Alterations of the Hippocampal Neurogenic Niche in a Mouse Model of Dravet Syndrome
Soraya Martín-Suárez, Oihane Abiega, Ana Ricobaraza, Rubén Hernandez-Alcoceba, Juan Manuel Encinas
Hippocampal neurogenesis, the process by which neural stem cells (NSCs) continuously generate new neurons in the dentate gyrus (DG) of most mammals including humans, is chiefly regulated by neuronal activity. Thus, severe alterations have been found in samples from epilepsy patients and in the hippocampal neurogenic niche in mouse models of epilepsy. Reactive-like and gliogenic NSCs plus aberrant newborn neurons with altered migration, morphology, and functional properties are induced by seizures in experimental models of temporal lobe epilepsy.
Hippocampal neurogenesis participates in memory and learning and in the control of anxiety and stress. It has been therefore hypothesized that part of the cognitive symptoms associated with epilepsy could be promoted by impaired hippocampal neurogenesis. We here analyze for the first time the alterations of the neurogenic niche in a novel mouse model of Dravet syndrome (DS), a genetic encephalopathy with severe epilepsy in infancy and multiple neurological comorbidities. Scn1aWT/A1783V mice, hereafter referred to as DS, carrying a heterozygous and clinically relevant SCN1A mutation (A1783V) recapitulate the disease at the genetic and phenotypic levels.
We demonstrate that in the neurogenic niche of young adult DS mice there are fewer NSCs, they have impaired cell division and bear reactive-like morphology. In addition, there is significant aberrant neurogenesis. Newborn immature neurons migrate abnormally, and several morphological features are drastically changed. Thus, this study shows for the first time important modifications in hippocampal neurogenesis in DS and opens venues for further research on this topic.

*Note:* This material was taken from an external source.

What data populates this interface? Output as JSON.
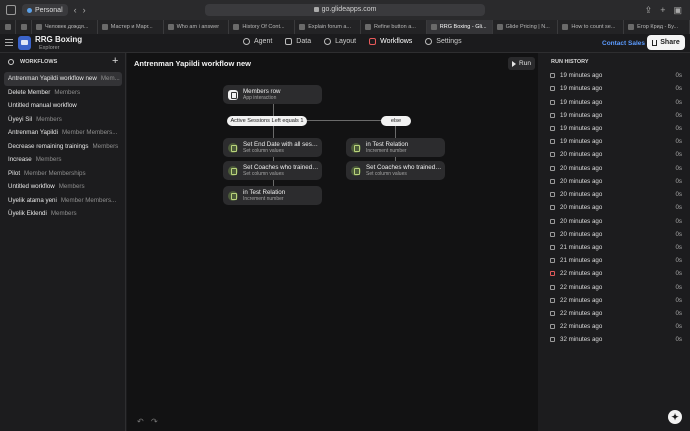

CITATION Front Cell Dev Biol. 2020 Jul 21;8:654. doi: 10.3389/fcell.2020.00654. eCollection 2020.